What is expected:
Read the lines of the data below and retrieve those with "JSON".

Component data from apps and pages:

========

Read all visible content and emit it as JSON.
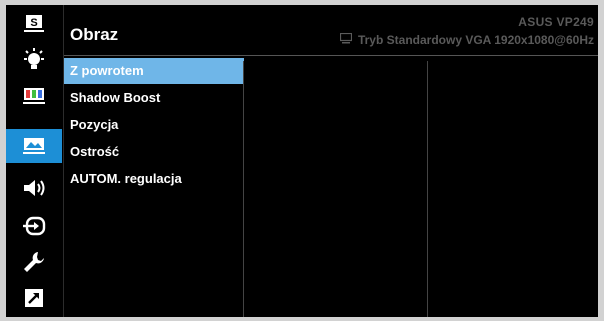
{
  "header": {
    "title": "Obraz",
    "model": "ASUS  VP249",
    "status": "Tryb Standardowy  VGA  1920x1080@60Hz"
  },
  "sidebar": {
    "icons": [
      {
        "name": "splendid-icon",
        "active": false
      },
      {
        "name": "blue-light-filter-icon",
        "active": false
      },
      {
        "name": "color-icon",
        "active": false
      },
      {
        "name": "image-icon",
        "active": true
      },
      {
        "name": "sound-icon",
        "active": false
      },
      {
        "name": "input-select-icon",
        "active": false
      },
      {
        "name": "system-setup-icon",
        "active": false
      },
      {
        "name": "shortcut-icon",
        "active": false
      }
    ]
  },
  "menu": {
    "items": [
      {
        "label": "Z powrotem",
        "selected": true
      },
      {
        "label": "Shadow Boost",
        "selected": false
      },
      {
        "label": "Pozycja",
        "selected": false
      },
      {
        "label": "Ostrość",
        "selected": false
      },
      {
        "label": "AUTOM. regulacja",
        "selected": false
      }
    ]
  },
  "colors": {
    "background": "#000000",
    "active_icon_bg": "#1d8fd6",
    "selected_item_bg": "#6fb6e8",
    "header_text": "#5a5a5a"
  }
}
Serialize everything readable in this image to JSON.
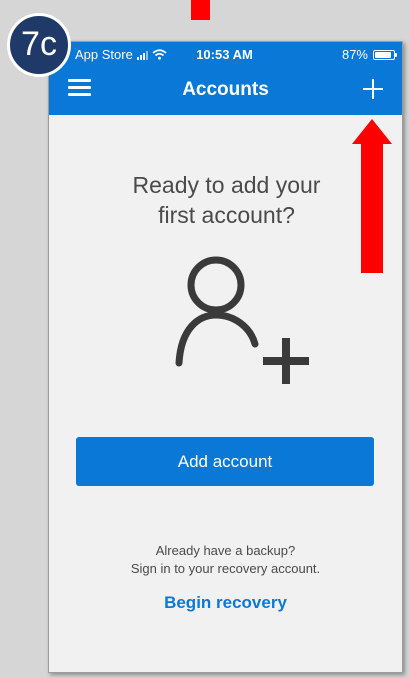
{
  "badge": {
    "label": "7c"
  },
  "status_bar": {
    "carrier": "App Store",
    "time": "10:53 AM",
    "battery": "87%",
    "battery_level": 0.87
  },
  "header": {
    "title": "Accounts"
  },
  "main": {
    "headline_line1": "Ready to add your",
    "headline_line2": "first account?",
    "add_account_label": "Add account",
    "backup_line1": "Already have a backup?",
    "backup_line2": "Sign in to your recovery account.",
    "begin_recovery_label": "Begin recovery"
  },
  "icons": {
    "menu": "hamburger-menu-icon",
    "add": "plus-icon",
    "person": "person-add-icon",
    "wifi": "wifi-icon",
    "signal": "signal-icon",
    "battery": "battery-icon",
    "arrow": "red-up-arrow-icon"
  },
  "colors": {
    "accent": "#0a78d7",
    "badge": "#1f3a68",
    "arrow": "#ff0000",
    "text": "#4a4a4a"
  }
}
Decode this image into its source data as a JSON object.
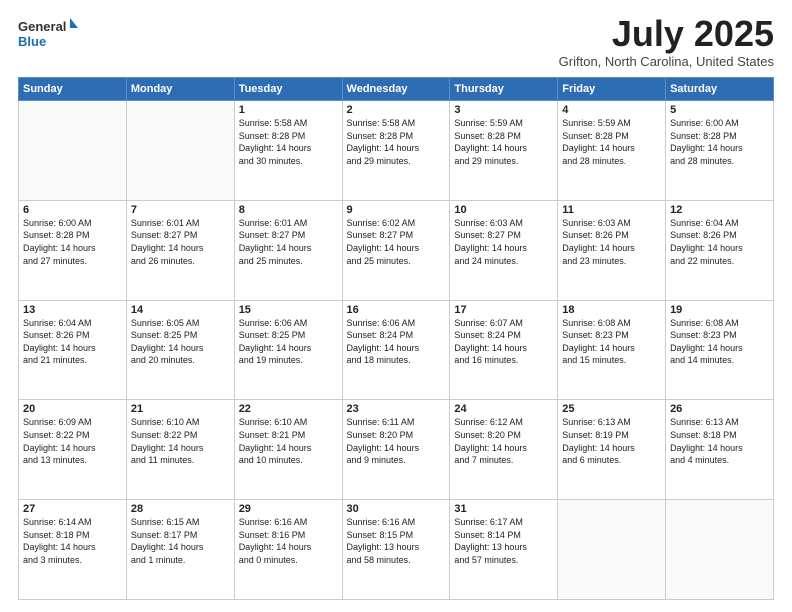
{
  "header": {
    "logo_line1": "General",
    "logo_line2": "Blue",
    "month_title": "July 2025",
    "location": "Grifton, North Carolina, United States"
  },
  "weekdays": [
    "Sunday",
    "Monday",
    "Tuesday",
    "Wednesday",
    "Thursday",
    "Friday",
    "Saturday"
  ],
  "weeks": [
    [
      {
        "day": "",
        "info": ""
      },
      {
        "day": "",
        "info": ""
      },
      {
        "day": "1",
        "info": "Sunrise: 5:58 AM\nSunset: 8:28 PM\nDaylight: 14 hours\nand 30 minutes."
      },
      {
        "day": "2",
        "info": "Sunrise: 5:58 AM\nSunset: 8:28 PM\nDaylight: 14 hours\nand 29 minutes."
      },
      {
        "day": "3",
        "info": "Sunrise: 5:59 AM\nSunset: 8:28 PM\nDaylight: 14 hours\nand 29 minutes."
      },
      {
        "day": "4",
        "info": "Sunrise: 5:59 AM\nSunset: 8:28 PM\nDaylight: 14 hours\nand 28 minutes."
      },
      {
        "day": "5",
        "info": "Sunrise: 6:00 AM\nSunset: 8:28 PM\nDaylight: 14 hours\nand 28 minutes."
      }
    ],
    [
      {
        "day": "6",
        "info": "Sunrise: 6:00 AM\nSunset: 8:28 PM\nDaylight: 14 hours\nand 27 minutes."
      },
      {
        "day": "7",
        "info": "Sunrise: 6:01 AM\nSunset: 8:27 PM\nDaylight: 14 hours\nand 26 minutes."
      },
      {
        "day": "8",
        "info": "Sunrise: 6:01 AM\nSunset: 8:27 PM\nDaylight: 14 hours\nand 25 minutes."
      },
      {
        "day": "9",
        "info": "Sunrise: 6:02 AM\nSunset: 8:27 PM\nDaylight: 14 hours\nand 25 minutes."
      },
      {
        "day": "10",
        "info": "Sunrise: 6:03 AM\nSunset: 8:27 PM\nDaylight: 14 hours\nand 24 minutes."
      },
      {
        "day": "11",
        "info": "Sunrise: 6:03 AM\nSunset: 8:26 PM\nDaylight: 14 hours\nand 23 minutes."
      },
      {
        "day": "12",
        "info": "Sunrise: 6:04 AM\nSunset: 8:26 PM\nDaylight: 14 hours\nand 22 minutes."
      }
    ],
    [
      {
        "day": "13",
        "info": "Sunrise: 6:04 AM\nSunset: 8:26 PM\nDaylight: 14 hours\nand 21 minutes."
      },
      {
        "day": "14",
        "info": "Sunrise: 6:05 AM\nSunset: 8:25 PM\nDaylight: 14 hours\nand 20 minutes."
      },
      {
        "day": "15",
        "info": "Sunrise: 6:06 AM\nSunset: 8:25 PM\nDaylight: 14 hours\nand 19 minutes."
      },
      {
        "day": "16",
        "info": "Sunrise: 6:06 AM\nSunset: 8:24 PM\nDaylight: 14 hours\nand 18 minutes."
      },
      {
        "day": "17",
        "info": "Sunrise: 6:07 AM\nSunset: 8:24 PM\nDaylight: 14 hours\nand 16 minutes."
      },
      {
        "day": "18",
        "info": "Sunrise: 6:08 AM\nSunset: 8:23 PM\nDaylight: 14 hours\nand 15 minutes."
      },
      {
        "day": "19",
        "info": "Sunrise: 6:08 AM\nSunset: 8:23 PM\nDaylight: 14 hours\nand 14 minutes."
      }
    ],
    [
      {
        "day": "20",
        "info": "Sunrise: 6:09 AM\nSunset: 8:22 PM\nDaylight: 14 hours\nand 13 minutes."
      },
      {
        "day": "21",
        "info": "Sunrise: 6:10 AM\nSunset: 8:22 PM\nDaylight: 14 hours\nand 11 minutes."
      },
      {
        "day": "22",
        "info": "Sunrise: 6:10 AM\nSunset: 8:21 PM\nDaylight: 14 hours\nand 10 minutes."
      },
      {
        "day": "23",
        "info": "Sunrise: 6:11 AM\nSunset: 8:20 PM\nDaylight: 14 hours\nand 9 minutes."
      },
      {
        "day": "24",
        "info": "Sunrise: 6:12 AM\nSunset: 8:20 PM\nDaylight: 14 hours\nand 7 minutes."
      },
      {
        "day": "25",
        "info": "Sunrise: 6:13 AM\nSunset: 8:19 PM\nDaylight: 14 hours\nand 6 minutes."
      },
      {
        "day": "26",
        "info": "Sunrise: 6:13 AM\nSunset: 8:18 PM\nDaylight: 14 hours\nand 4 minutes."
      }
    ],
    [
      {
        "day": "27",
        "info": "Sunrise: 6:14 AM\nSunset: 8:18 PM\nDaylight: 14 hours\nand 3 minutes."
      },
      {
        "day": "28",
        "info": "Sunrise: 6:15 AM\nSunset: 8:17 PM\nDaylight: 14 hours\nand 1 minute."
      },
      {
        "day": "29",
        "info": "Sunrise: 6:16 AM\nSunset: 8:16 PM\nDaylight: 14 hours\nand 0 minutes."
      },
      {
        "day": "30",
        "info": "Sunrise: 6:16 AM\nSunset: 8:15 PM\nDaylight: 13 hours\nand 58 minutes."
      },
      {
        "day": "31",
        "info": "Sunrise: 6:17 AM\nSunset: 8:14 PM\nDaylight: 13 hours\nand 57 minutes."
      },
      {
        "day": "",
        "info": ""
      },
      {
        "day": "",
        "info": ""
      }
    ]
  ]
}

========

Your solution:
Read all visible content and emit it as JSON.
Serialize everything readable in this image to JSON.
Decode this image into its source data as a JSON object.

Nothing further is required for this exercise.